Having repeatedly excelled in the Ryder Cup, Ian Poulter is hopeful he can continue to play in the competition for several more years.

Ian Poulter at the 2018 Ryder Cup   -  Getty Images

Ian Poulter is determined to ensure this week's Ryder Cup is not his last in Europe as he prepares to feature in his favourite competition for the sixth time.

Poulter boasts a tremendous record in the biennial contest between Europe and the United States and will be expected to play a key role for Thomas Bjorn's side at Le Golf National.

Now 42, the Englishman delivered an emphatic response when asked if he had considered whether this might be his final Ryder Cup on home soil.

"It won't be," said Poulter with a smile.

He went on to add: "I would like to think I've got more in me, I'll say that.

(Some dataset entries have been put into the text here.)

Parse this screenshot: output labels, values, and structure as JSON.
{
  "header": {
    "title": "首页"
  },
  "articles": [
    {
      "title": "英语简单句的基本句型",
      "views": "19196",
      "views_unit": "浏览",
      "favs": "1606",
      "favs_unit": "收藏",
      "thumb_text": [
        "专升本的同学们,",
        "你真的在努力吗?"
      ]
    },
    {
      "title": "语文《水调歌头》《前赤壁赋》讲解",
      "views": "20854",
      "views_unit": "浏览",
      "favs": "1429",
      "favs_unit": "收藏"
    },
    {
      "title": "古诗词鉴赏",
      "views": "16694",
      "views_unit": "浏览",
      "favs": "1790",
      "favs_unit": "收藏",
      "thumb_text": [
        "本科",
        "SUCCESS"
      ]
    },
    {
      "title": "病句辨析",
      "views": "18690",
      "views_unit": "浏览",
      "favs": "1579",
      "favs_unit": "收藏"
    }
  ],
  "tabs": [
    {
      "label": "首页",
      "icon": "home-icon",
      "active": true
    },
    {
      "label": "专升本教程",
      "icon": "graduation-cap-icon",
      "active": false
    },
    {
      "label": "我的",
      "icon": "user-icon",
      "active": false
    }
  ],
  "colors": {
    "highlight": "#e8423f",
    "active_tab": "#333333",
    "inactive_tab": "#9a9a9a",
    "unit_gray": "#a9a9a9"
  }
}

I mean, I really do.

"I think how I've played this year is hopefully the start of me kicking forward again to play in some more. I don't want to think that this is my last hurrah.

"I would like to be part of Team Europe moving forward, and I would like to play some more. It's that special to be part of.

"I'm more excited today than I was in 2004 [when he made his Ryder Cup debut], if that's possible."

Discussing his memories of that maiden Ryder Cup appearance in 2004, Poulter made it clear this is an event like no other, a theme echoed later in the morning by Open champion Francesco Molinari.

"The excitement level going down to that first tee shot, for me, was something very special," Poulter stated.

"It's hard to explain, and I've tried to explain to a number of people through the years what that tee shot means and what the feeling is in your body when you're walking down to that tee shot.

"And as a player that's played in multiple majors now, it's different. Walking to the first tee at Augusta, walking to the first tee at St. Andrews, walking to the first tee in The Ryder Cup is that different."

The huge grandstand behind the first tee at Le Golf National is set to make Friday's opening tee shots all the more memorable.

"When I think back to 2004 [at Oakland Hills], the stand is nothing like what we have today. So it really is going to be quite a special moment Friday, and it's going to be very interesting to see," Poulter concluded.